::: EXERCISE DATA

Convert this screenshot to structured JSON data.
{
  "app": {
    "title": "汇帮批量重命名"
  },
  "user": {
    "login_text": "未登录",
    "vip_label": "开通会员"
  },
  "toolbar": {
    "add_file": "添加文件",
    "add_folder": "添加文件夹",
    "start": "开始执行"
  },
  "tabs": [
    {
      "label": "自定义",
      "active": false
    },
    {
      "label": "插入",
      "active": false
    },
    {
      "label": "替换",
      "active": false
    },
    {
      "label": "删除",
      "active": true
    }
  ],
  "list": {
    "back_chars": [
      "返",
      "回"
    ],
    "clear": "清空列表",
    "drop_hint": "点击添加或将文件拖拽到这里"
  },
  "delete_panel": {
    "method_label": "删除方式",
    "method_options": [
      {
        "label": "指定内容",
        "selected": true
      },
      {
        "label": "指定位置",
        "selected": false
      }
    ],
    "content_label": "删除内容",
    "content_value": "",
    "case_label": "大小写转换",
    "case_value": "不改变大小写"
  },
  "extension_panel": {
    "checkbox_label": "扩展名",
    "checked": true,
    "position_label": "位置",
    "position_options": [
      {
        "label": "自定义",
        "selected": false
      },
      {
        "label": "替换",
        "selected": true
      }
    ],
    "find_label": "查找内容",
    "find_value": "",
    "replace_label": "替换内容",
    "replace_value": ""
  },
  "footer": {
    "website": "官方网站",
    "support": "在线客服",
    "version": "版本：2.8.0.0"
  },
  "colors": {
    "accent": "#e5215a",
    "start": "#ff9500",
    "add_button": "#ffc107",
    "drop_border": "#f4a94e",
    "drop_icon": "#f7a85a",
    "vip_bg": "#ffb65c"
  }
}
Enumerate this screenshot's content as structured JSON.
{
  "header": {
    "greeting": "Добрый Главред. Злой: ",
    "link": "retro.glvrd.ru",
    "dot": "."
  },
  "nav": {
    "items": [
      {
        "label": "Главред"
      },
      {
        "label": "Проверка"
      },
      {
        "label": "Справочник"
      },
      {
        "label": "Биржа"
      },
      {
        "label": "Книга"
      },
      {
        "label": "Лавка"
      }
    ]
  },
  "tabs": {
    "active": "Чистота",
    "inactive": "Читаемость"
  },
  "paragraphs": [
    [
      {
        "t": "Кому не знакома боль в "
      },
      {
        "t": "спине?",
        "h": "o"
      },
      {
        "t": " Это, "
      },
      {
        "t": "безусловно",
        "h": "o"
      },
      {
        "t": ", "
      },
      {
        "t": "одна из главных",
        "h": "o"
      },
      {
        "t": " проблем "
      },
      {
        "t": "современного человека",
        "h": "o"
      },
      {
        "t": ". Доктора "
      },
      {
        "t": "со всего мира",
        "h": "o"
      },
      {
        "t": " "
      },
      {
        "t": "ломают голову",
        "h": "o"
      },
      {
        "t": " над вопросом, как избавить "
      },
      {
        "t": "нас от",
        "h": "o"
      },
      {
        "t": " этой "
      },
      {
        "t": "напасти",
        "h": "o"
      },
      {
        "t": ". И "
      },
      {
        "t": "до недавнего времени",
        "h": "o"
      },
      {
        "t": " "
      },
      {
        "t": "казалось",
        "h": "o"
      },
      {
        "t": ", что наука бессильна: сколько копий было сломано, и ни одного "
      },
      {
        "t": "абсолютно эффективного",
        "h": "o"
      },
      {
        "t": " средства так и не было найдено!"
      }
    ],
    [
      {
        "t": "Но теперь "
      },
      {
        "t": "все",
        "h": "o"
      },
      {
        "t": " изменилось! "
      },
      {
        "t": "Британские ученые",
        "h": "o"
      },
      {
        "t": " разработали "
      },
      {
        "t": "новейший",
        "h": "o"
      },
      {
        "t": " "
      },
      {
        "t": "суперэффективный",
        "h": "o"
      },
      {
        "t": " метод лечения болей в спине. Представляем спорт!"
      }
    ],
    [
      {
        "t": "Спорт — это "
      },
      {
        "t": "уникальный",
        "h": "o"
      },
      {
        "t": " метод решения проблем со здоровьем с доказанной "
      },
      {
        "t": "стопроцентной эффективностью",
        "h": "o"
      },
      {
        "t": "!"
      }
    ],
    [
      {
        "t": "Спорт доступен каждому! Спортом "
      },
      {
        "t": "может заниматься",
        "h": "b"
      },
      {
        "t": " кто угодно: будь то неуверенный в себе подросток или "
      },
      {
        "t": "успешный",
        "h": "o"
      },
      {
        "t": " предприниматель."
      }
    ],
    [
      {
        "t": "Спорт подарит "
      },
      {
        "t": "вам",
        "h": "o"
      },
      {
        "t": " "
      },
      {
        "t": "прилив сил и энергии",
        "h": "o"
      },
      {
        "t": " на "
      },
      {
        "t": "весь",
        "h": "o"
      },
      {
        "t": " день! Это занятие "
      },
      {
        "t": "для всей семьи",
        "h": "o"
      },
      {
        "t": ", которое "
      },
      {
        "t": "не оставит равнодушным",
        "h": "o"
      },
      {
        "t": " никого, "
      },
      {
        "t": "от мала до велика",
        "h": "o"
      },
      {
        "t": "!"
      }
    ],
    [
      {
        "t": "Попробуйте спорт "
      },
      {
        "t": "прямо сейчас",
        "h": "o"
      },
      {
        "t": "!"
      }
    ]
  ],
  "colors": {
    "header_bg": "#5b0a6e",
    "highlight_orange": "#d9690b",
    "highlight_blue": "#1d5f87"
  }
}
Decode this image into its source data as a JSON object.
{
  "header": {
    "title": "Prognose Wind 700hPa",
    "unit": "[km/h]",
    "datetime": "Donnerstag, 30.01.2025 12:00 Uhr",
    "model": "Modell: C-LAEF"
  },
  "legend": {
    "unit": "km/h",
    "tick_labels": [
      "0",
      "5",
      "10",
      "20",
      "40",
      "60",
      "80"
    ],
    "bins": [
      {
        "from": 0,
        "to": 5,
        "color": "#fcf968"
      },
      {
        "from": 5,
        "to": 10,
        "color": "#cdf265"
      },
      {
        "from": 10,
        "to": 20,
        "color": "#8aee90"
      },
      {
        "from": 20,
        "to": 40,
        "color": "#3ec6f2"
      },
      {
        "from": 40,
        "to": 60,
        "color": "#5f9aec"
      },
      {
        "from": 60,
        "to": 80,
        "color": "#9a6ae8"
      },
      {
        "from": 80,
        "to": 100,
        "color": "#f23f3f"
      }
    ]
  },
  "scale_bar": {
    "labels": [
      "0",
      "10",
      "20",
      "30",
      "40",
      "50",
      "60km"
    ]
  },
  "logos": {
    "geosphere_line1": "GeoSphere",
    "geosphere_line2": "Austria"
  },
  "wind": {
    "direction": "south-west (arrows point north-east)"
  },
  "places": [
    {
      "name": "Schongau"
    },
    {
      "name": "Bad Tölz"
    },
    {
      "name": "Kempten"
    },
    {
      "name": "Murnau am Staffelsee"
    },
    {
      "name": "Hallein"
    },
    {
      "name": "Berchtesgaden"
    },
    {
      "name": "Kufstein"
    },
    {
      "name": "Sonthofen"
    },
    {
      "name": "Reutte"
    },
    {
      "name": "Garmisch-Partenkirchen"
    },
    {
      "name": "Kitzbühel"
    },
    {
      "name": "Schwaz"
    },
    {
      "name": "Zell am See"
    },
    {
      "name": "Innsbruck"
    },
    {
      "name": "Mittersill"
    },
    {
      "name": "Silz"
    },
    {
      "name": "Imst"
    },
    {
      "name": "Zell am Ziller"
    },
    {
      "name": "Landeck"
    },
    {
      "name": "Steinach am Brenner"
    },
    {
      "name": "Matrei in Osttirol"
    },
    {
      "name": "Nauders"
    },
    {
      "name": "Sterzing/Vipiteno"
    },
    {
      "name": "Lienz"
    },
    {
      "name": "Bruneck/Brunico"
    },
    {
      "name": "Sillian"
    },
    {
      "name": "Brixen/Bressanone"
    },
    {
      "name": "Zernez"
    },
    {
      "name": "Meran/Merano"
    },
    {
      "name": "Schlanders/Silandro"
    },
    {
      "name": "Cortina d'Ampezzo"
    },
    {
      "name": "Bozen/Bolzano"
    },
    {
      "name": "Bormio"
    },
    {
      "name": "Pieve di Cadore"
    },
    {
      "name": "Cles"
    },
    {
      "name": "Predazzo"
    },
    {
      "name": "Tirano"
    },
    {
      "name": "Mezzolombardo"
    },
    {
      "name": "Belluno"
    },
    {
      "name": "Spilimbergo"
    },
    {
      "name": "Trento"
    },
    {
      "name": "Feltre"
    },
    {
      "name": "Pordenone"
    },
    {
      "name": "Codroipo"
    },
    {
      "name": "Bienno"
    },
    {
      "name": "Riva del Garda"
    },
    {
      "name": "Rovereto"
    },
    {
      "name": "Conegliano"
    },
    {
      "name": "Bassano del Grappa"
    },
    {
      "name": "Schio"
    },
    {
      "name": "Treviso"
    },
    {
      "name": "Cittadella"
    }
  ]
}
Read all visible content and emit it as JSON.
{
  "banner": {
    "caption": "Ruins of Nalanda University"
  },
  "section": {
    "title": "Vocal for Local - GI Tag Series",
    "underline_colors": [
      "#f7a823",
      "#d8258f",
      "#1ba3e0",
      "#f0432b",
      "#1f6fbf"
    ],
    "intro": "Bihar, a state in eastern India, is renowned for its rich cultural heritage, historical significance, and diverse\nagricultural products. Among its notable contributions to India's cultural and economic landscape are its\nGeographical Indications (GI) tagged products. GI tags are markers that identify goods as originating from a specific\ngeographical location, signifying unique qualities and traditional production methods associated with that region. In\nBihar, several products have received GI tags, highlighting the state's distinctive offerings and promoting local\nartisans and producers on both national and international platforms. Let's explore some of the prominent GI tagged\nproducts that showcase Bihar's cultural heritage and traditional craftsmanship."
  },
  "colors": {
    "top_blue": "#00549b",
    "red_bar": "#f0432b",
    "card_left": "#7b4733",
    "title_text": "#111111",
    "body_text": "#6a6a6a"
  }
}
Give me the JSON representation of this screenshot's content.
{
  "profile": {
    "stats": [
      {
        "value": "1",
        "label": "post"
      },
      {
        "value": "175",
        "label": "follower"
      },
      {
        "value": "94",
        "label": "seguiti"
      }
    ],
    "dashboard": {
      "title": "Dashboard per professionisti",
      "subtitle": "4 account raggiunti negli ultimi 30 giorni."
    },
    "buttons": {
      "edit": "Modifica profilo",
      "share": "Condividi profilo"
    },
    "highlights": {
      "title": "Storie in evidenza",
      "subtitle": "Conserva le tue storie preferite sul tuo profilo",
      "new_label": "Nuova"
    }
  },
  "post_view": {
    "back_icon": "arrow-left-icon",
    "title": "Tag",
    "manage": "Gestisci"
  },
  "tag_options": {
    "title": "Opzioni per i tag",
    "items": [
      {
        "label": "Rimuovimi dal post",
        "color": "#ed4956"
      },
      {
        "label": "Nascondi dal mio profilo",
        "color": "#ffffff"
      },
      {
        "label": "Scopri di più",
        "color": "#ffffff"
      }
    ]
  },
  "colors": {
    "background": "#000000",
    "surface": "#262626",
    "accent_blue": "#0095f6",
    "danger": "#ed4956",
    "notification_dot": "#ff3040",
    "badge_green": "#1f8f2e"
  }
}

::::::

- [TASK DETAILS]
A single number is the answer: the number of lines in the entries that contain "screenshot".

- [FINAL ANSWER]
3